**What to produce**.
The exercise asks you to copy every line below in which "Marketplace" appears.

*** Opening of Entries shown ***

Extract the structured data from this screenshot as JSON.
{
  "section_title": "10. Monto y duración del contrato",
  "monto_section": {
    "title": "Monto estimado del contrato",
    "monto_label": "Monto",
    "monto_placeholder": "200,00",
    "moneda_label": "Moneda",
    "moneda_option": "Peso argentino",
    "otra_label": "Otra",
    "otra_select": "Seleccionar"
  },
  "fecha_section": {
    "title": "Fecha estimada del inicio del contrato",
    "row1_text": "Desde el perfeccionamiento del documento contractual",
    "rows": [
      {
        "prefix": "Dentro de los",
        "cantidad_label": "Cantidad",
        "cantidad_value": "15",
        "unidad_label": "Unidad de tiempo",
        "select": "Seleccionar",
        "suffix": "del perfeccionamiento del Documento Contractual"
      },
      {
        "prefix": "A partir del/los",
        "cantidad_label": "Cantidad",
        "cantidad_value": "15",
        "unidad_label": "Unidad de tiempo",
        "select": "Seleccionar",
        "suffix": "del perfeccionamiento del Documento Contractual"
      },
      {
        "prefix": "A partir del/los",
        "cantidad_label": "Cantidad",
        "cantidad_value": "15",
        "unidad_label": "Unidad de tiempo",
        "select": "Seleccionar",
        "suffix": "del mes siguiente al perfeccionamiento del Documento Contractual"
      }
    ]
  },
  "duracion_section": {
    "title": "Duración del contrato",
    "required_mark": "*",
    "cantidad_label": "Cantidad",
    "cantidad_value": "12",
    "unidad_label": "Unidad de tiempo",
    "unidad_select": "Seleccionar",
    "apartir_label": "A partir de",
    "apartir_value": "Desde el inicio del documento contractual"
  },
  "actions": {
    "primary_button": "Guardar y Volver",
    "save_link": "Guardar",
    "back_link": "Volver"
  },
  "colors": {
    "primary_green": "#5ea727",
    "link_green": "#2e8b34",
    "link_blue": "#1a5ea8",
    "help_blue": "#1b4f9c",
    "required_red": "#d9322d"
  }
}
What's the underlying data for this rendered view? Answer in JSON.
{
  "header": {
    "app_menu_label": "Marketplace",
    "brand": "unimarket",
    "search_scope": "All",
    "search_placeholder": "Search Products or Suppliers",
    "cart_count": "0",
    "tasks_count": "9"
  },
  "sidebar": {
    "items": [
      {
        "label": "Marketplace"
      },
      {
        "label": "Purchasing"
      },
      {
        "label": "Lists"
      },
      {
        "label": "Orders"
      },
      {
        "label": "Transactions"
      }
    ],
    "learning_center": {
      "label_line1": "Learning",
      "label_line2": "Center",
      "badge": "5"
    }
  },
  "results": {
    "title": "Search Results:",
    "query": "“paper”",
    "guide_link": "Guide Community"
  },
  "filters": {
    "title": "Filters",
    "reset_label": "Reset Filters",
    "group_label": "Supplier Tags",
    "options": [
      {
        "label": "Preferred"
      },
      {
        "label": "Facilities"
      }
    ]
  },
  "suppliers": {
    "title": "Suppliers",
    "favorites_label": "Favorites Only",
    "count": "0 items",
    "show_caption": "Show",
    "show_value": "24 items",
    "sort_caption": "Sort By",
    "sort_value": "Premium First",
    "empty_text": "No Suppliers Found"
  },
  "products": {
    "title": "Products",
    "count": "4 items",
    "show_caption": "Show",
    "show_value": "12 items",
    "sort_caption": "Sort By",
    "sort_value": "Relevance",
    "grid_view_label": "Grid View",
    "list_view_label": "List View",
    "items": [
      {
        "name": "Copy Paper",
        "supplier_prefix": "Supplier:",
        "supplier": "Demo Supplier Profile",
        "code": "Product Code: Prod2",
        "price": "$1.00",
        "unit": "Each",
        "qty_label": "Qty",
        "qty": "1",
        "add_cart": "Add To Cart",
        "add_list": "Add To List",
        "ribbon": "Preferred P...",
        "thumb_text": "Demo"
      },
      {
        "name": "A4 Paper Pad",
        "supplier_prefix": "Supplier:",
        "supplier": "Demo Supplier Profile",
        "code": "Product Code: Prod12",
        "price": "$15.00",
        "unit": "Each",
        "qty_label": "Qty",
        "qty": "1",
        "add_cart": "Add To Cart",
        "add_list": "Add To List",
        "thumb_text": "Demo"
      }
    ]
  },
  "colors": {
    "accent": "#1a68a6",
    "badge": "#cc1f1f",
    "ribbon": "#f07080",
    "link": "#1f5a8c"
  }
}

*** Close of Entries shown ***

**Solution to this problem**.
    "app_menu_label": "Marketplace",
        "label": "Marketplace"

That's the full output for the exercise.